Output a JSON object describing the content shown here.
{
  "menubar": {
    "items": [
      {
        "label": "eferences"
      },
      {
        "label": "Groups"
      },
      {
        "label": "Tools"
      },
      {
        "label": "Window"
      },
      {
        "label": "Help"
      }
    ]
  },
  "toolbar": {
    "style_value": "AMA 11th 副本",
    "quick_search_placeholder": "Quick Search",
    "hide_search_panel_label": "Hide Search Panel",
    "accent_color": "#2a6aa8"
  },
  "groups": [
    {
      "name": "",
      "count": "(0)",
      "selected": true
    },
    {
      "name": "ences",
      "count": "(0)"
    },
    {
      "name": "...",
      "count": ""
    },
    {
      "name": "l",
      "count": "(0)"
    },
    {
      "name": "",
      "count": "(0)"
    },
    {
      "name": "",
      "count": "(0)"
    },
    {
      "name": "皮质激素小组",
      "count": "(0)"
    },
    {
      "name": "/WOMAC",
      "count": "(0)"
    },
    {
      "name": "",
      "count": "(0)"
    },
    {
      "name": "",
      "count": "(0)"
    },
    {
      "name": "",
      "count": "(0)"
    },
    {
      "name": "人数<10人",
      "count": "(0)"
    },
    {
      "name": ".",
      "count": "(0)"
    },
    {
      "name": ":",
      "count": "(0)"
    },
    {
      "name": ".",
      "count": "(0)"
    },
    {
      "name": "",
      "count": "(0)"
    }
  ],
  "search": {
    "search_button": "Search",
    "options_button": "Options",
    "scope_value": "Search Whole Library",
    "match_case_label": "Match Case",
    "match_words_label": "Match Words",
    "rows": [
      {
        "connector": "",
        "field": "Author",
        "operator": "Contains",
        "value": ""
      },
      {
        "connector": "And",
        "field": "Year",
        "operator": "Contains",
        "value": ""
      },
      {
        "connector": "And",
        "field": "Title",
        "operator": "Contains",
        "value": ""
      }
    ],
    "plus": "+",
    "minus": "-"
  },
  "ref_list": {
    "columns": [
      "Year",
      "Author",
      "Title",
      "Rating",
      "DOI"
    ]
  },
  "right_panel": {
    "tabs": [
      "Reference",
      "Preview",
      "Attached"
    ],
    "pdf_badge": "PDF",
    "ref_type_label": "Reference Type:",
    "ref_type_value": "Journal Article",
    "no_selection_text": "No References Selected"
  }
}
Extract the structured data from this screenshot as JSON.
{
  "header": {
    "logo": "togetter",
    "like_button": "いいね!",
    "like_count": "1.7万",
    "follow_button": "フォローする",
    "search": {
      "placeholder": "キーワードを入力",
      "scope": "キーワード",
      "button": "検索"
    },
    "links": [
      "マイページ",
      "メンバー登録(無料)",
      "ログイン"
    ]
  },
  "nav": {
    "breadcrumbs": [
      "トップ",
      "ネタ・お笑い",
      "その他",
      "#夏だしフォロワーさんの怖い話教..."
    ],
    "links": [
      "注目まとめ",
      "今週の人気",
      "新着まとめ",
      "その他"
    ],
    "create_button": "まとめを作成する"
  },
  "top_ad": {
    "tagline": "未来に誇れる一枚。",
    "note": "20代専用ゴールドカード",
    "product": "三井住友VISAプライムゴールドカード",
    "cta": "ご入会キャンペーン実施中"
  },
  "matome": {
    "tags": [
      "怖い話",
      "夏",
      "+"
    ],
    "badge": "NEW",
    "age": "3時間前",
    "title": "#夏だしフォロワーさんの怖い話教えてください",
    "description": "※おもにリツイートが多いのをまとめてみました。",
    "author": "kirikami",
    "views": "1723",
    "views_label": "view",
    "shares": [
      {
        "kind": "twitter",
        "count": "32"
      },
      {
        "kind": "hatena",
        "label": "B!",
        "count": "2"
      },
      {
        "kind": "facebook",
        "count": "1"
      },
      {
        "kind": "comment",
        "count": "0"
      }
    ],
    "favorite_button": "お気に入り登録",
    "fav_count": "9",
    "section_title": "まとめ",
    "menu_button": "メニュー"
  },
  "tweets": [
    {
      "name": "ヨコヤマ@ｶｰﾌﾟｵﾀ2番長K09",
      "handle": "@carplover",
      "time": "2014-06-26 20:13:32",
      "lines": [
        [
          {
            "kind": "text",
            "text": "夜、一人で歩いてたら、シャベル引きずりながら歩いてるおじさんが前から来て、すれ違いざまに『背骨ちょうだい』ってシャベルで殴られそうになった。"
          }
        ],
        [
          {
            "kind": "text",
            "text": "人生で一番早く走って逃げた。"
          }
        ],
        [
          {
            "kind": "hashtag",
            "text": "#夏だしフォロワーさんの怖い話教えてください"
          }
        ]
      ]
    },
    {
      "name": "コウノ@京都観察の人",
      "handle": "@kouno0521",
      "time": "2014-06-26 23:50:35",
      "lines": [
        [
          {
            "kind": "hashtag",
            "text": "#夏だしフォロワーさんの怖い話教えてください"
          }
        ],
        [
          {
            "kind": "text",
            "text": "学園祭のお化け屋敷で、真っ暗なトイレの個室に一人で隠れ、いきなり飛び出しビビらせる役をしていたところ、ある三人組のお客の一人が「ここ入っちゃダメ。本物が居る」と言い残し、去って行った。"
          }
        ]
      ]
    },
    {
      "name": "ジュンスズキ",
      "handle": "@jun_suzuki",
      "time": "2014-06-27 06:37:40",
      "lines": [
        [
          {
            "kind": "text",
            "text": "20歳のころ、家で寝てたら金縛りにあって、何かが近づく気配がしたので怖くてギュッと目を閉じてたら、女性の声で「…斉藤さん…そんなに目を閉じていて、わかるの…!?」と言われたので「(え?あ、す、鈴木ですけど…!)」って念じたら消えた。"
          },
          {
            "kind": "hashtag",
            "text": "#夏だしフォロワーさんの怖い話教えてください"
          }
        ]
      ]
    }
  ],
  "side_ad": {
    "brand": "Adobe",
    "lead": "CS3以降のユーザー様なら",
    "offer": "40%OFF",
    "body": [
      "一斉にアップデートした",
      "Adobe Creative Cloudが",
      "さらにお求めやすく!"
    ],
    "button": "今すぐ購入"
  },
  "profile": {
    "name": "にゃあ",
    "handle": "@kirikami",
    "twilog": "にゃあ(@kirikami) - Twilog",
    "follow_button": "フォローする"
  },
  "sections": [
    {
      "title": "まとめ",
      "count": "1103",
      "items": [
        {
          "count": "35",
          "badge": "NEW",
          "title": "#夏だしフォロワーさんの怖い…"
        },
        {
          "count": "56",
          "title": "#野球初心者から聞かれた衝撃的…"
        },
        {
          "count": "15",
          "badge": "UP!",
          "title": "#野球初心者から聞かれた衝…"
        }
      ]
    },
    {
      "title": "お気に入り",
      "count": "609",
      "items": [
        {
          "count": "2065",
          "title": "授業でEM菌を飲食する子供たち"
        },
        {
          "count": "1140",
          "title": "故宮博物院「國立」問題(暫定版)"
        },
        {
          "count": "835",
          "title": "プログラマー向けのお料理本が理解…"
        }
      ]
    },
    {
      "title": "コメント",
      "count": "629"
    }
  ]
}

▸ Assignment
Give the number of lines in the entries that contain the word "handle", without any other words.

▸ Task result
4